To understand eighteenth-century scepticism regarding the supernatural, it is necessary to first understand that the vast majority of thinkers operated within a Christian framework. There was rarely any question of rejecting the supernatural altogether. Debate instead focused on the precise types of spirits in existence, and the degree of supernatural intervention in everyday life. The end of the witch-hunts is an important signifier in the story of how Scots engaged with the supernatural, but doubt about witches did not necessarily imply doubt about other categories of the supernatural. To illustrate the complex relationship between belief and scepticism, we can consider the curious case of Archibald Pitcairne (1652–1713). Pitcairne was an Edinburgh physician and a Jacobite. His religious sentiments have been the subject of some scholarly speculation. In Edinburgh he was described as a deist, and ‘by many alledged to be ane Atheist’.
Stories were told long before they were written down. The historian is always constrained by the limitations of written records, but this is particularly evident when it comes to looking at popular belief: it is difficult to determine the place of ghosts in Scottish culture when, for centuries, few considered ghost stories worth recording. Matters improve somewhat over the course of the eighteenth century. The end of the witch trials removes one body of sources, but this is outweighed by the development of print culture and antiquarian studies. This chapter uses ballads, cheap pamphlets and folklorists’ accounts to assess popular perceptions of ghosts (although these three categories are not perfectly delineated: most obviously, ballads were often printed as broadsides). Within these sources, ghosts appeared in a multitude of forms. Corpses rose from their graves to return to their former sweethearts, flesh rotting and worminfested; deceased villains bewailed their crimes, with eyes burst from their sockets, or genitalia leaking poison. Forsaken lovers drifted and lamented. There were stories of headless horses thronged in flames, of Highland spectres greedy for travellers’ blood, of white ladies and fairy-ghosts and will o’ the wisps. Ghosts were diverse, too, in their meanings: they sermonised about death or criminal behaviour, glorified love, subverted social hierarchies, upheld family or community traditions, and served as comedic figures.

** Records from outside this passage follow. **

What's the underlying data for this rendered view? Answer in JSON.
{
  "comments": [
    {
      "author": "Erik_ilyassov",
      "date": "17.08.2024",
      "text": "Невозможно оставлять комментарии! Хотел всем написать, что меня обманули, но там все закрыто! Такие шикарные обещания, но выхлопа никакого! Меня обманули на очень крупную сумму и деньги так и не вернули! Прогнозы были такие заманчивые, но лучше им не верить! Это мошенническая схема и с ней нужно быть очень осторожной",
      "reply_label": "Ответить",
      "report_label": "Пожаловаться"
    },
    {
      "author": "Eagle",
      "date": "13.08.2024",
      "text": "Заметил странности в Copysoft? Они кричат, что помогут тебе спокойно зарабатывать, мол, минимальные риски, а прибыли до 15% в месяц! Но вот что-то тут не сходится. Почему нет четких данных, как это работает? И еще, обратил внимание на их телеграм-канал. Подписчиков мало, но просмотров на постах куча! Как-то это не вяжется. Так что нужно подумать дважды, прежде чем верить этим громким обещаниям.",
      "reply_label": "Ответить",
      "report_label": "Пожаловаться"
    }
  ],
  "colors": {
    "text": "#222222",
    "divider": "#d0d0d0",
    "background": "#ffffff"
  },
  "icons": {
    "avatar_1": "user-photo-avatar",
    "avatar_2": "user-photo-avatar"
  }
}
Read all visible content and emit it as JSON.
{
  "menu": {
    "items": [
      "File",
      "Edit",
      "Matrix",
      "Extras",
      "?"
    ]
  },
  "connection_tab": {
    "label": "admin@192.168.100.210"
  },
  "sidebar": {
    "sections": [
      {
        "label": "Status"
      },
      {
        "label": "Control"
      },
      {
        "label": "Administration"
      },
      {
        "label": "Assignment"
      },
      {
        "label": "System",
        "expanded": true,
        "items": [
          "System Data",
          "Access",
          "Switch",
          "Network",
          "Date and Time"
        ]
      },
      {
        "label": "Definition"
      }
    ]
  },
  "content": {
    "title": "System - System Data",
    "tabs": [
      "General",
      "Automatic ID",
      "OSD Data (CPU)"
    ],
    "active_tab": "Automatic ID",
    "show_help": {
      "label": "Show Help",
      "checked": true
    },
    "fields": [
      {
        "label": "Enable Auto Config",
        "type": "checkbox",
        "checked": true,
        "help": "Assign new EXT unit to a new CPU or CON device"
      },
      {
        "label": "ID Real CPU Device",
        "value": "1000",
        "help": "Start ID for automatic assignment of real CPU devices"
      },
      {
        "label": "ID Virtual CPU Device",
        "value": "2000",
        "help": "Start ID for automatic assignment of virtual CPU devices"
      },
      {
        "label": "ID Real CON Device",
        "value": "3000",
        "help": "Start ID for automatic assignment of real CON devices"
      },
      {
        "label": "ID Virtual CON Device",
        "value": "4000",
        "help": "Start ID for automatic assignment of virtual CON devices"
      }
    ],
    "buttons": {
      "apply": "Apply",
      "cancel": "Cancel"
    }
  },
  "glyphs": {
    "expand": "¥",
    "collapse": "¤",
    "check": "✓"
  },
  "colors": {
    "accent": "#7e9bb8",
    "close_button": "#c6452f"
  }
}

It is important to note that all of these bodies of sources have drawbacks. Ballads offer the most direct window into folk culture, but they are difficult to trace and date. Cheap print culture is useful because it was targeted at a popular market, and could be read aloud, meaning that it was accessible to the illiterate. Adam Fox, Edward J. Cowan and Mike Paterson have demonstrated how cheap print can be used as a window into Scottish popular culture. However, pamphlets were still composed by educated men, and it is difficult to judge how far they circulated. Finally, folklorists’ accounts come diluted by the perceptions and preoccupations of their author. This chapter takes a broad view of popular culture: it includes stories that were produced by and for elites provided that they were demonstrably widespread in Scottish society. The aim of the chapter is not to avoid educated culture altogether, but to assess the ways in which ghosts were understood by the majority of the Scottish population.